» EXERCISE AIM: The following entries are to be repeated exactly, and the pictures are to be left behind.

Extracted records:
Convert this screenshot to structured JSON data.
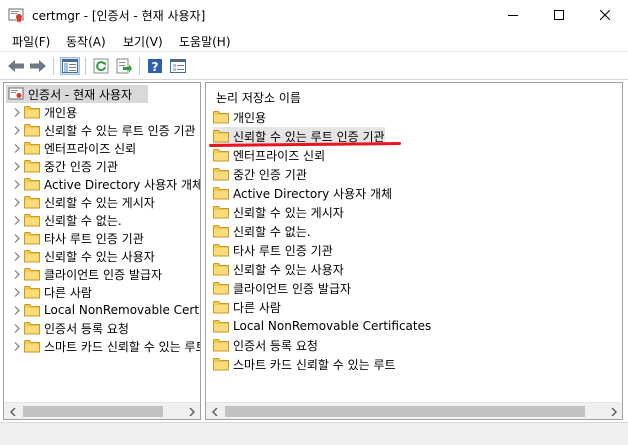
{
  "window": {
    "title": "certmgr - [인증서 - 현재 사용자]"
  },
  "menu": [
    {
      "label": "파일(F)"
    },
    {
      "label": "동작(A)"
    },
    {
      "label": "보기(V)"
    },
    {
      "label": "도움말(H)"
    }
  ],
  "toolbar": {
    "icons": [
      "back-icon",
      "forward-icon",
      "show-hide-console-tree-icon",
      "refresh-icon",
      "export-list-icon",
      "help-icon",
      "properties-icon"
    ]
  },
  "tree": {
    "root": "인증서 - 현재 사용자",
    "items": [
      "개인용",
      "신뢰할 수 있는 루트 인증 기관",
      "엔터프라이즈 신뢰",
      "중간 인증 기관",
      "Active Directory 사용자 개체",
      "신뢰할 수 있는 게시자",
      "신뢰할 수 없는.",
      "타사 루트 인증 기관",
      "신뢰할 수 있는 사용자",
      "클라이언트 인증 발급자",
      "다른 사람",
      "Local NonRemovable Certificates",
      "인증서 등록 요청",
      "스마트 카드 신뢰할 수 있는 루트"
    ]
  },
  "list": {
    "header": "논리 저장소 이름",
    "items": [
      "개인용",
      "신뢰할 수 있는 루트 인증 기관",
      "엔터프라이즈 신뢰",
      "중간 인증 기관",
      "Active Directory 사용자 개체",
      "신뢰할 수 있는 게시자",
      "신뢰할 수 없는.",
      "타사 루트 인증 기관",
      "신뢰할 수 있는 사용자",
      "클라이언트 인증 발급자",
      "다른 사람",
      "Local NonRemovable Certificates",
      "인증서 등록 요청",
      "스마트 카드 신뢰할 수 있는 루트"
    ],
    "selected_index": 1
  },
  "colors": {
    "annotation": "#e8141e",
    "folder": "#f5c94c",
    "selection": "#e5e5e5"
  }
}
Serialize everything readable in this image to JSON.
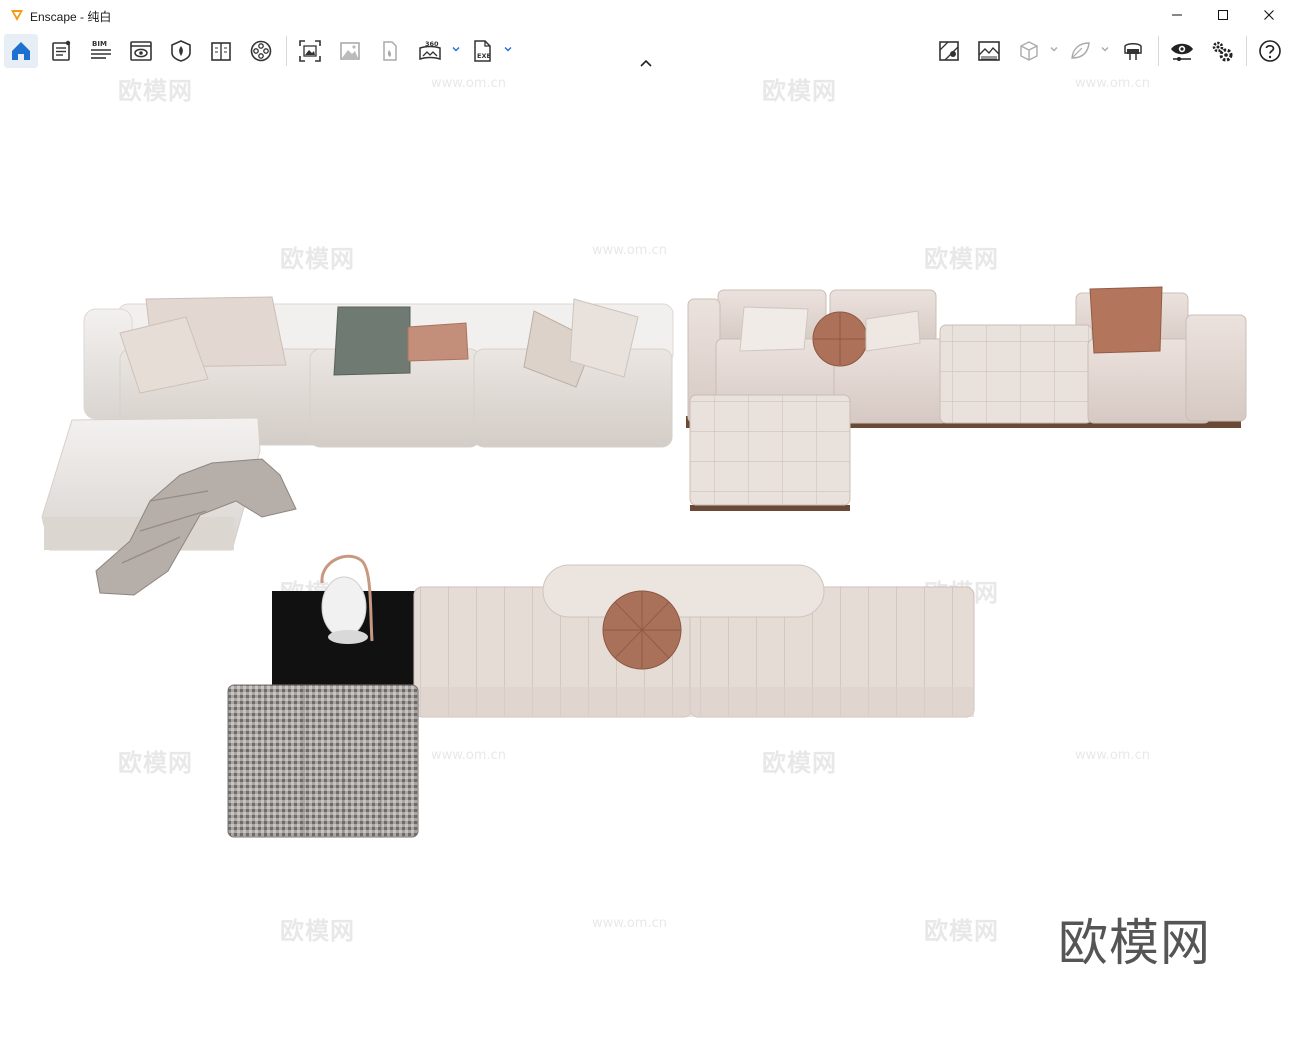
{
  "window": {
    "app_name": "Enscape",
    "separator": " - ",
    "document": "纯白",
    "accent": "#f39c12"
  },
  "toolbar": {
    "left_buttons": [
      {
        "name": "home-button",
        "icon": "home-icon",
        "active": true
      },
      {
        "name": "notes-button",
        "icon": "notes-icon",
        "text": ""
      },
      {
        "name": "bim-button",
        "icon": "bim-icon",
        "text": "BIM"
      },
      {
        "name": "views-button",
        "icon": "eye-monitor-icon"
      },
      {
        "name": "assets-button",
        "icon": "shield-icon"
      },
      {
        "name": "library-button",
        "icon": "book-icon"
      },
      {
        "name": "video-button",
        "icon": "film-reel-icon"
      },
      {
        "name": "render-image-button",
        "icon": "screenshot-icon"
      },
      {
        "name": "batch-render-button",
        "icon": "image-icon"
      },
      {
        "name": "material-button",
        "icon": "paint-icon"
      },
      {
        "name": "panorama-button",
        "icon": "panorama-360-icon",
        "text": "360"
      },
      {
        "name": "export-exe-button",
        "icon": "exe-file-icon",
        "text": "EXE"
      }
    ],
    "right_buttons": [
      {
        "name": "map-button",
        "icon": "map-pin-icon"
      },
      {
        "name": "atmosphere-button",
        "icon": "landscape-icon"
      },
      {
        "name": "cube-button",
        "icon": "cube-icon"
      },
      {
        "name": "leaf-button",
        "icon": "leaf-icon"
      },
      {
        "name": "vr-button",
        "icon": "vr-headset-icon"
      },
      {
        "name": "visual-settings-button",
        "icon": "eye-slider-icon"
      },
      {
        "name": "settings-button",
        "icon": "gears-icon"
      },
      {
        "name": "help-button",
        "icon": "help-icon"
      }
    ]
  },
  "viewport": {
    "background": "#ffffff",
    "watermark_cn": "欧模网",
    "watermark_url": "www.om.cn",
    "brand": "欧模网"
  },
  "colors": {
    "sofa_white": "#ece9e6",
    "sofa_shadow": "#cfcac6",
    "beige": "#e6dcd6",
    "sage": "#6e7a72",
    "terracotta": "#b3765d",
    "wood": "#6a4a36",
    "black_table": "#111111",
    "houndstooth": "#8e8a88"
  }
}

» RESPONSE BELOW:
Convert this screenshot to structured JSON data.
{
  "window": {
    "title": "certmgr - [인증서 - 현재 사용자]"
  },
  "menu": [
    {
      "label": "파일(F)"
    },
    {
      "label": "동작(A)"
    },
    {
      "label": "보기(V)"
    },
    {
      "label": "도움말(H)"
    }
  ],
  "toolbar": {
    "icons": [
      "back-icon",
      "forward-icon",
      "show-hide-console-tree-icon",
      "refresh-icon",
      "export-list-icon",
      "help-icon",
      "properties-icon"
    ]
  },
  "tree": {
    "root": "인증서 - 현재 사용자",
    "items": [
      "개인용",
      "신뢰할 수 있는 루트 인증 기관",
      "엔터프라이즈 신뢰",
      "중간 인증 기관",
      "Active Directory 사용자 개체",
      "신뢰할 수 있는 게시자",
      "신뢰할 수 없는.",
      "타사 루트 인증 기관",
      "신뢰할 수 있는 사용자",
      "클라이언트 인증 발급자",
      "다른 사람",
      "Local NonRemovable Certificates",
      "인증서 등록 요청",
      "스마트 카드 신뢰할 수 있는 루트"
    ]
  },
  "list": {
    "header": "논리 저장소 이름",
    "items": [
      "개인용",
      "신뢰할 수 있는 루트 인증 기관",
      "엔터프라이즈 신뢰",
      "중간 인증 기관",
      "Active Directory 사용자 개체",
      "신뢰할 수 있는 게시자",
      "신뢰할 수 없는.",
      "타사 루트 인증 기관",
      "신뢰할 수 있는 사용자",
      "클라이언트 인증 발급자",
      "다른 사람",
      "Local NonRemovable Certificates",
      "인증서 등록 요청",
      "스마트 카드 신뢰할 수 있는 루트"
    ],
    "selected_index": 1
  },
  "colors": {
    "annotation": "#e8141e",
    "folder": "#f5c94c",
    "selection": "#e5e5e5"
  }
}
Serialize everything readable in this image to JSON.
{
  "window": {
    "app_name": "Enscape",
    "separator": " - ",
    "document": "纯白",
    "accent": "#f39c12"
  },
  "toolbar": {
    "left_buttons": [
      {
        "name": "home-button",
        "icon": "home-icon",
        "active": true
      },
      {
        "name": "notes-button",
        "icon": "notes-icon",
        "text": ""
      },
      {
        "name": "bim-button",
        "icon": "bim-icon",
        "text": "BIM"
      },
      {
        "name": "views-button",
        "icon": "eye-monitor-icon"
      },
      {
        "name": "assets-button",
        "icon": "shield-icon"
      },
      {
        "name": "library-button",
        "icon": "book-icon"
      },
      {
        "name": "video-button",
        "icon": "film-reel-icon"
      },
      {
        "name": "render-image-button",
        "icon": "screenshot-icon"
      },
      {
        "name": "batch-render-button",
        "icon": "image-icon"
      },
      {
        "name": "material-button",
        "icon": "paint-icon"
      },
      {
        "name": "panorama-button",
        "icon": "panorama-360-icon",
        "text": "360"
      },
      {
        "name": "export-exe-button",
        "icon": "exe-file-icon",
        "text": "EXE"
      }
    ],
    "right_buttons": [
      {
        "name": "map-button",
        "icon": "map-pin-icon"
      },
      {
        "name": "atmosphere-button",
        "icon": "landscape-icon"
      },
      {
        "name": "cube-button",
        "icon": "cube-icon"
      },
      {
        "name": "leaf-button",
        "icon": "leaf-icon"
      },
      {
        "name": "vr-button",
        "icon": "vr-headset-icon"
      },
      {
        "name": "visual-settings-button",
        "icon": "eye-slider-icon"
      },
      {
        "name": "settings-button",
        "icon": "gears-icon"
      },
      {
        "name": "help-button",
        "icon": "help-icon"
      }
    ]
  },
  "viewport": {
    "background": "#ffffff",
    "watermark_cn": "欧模网",
    "watermark_url": "www.om.cn",
    "brand": "欧模网"
  },
  "colors": {
    "sofa_white": "#ece9e6",
    "sofa_shadow": "#cfcac6",
    "beige": "#e6dcd6",
    "sage": "#6e7a72",
    "terracotta": "#b3765d",
    "wood": "#6a4a36",
    "black_table": "#111111",
    "houndstooth": "#8e8a88"
  }
}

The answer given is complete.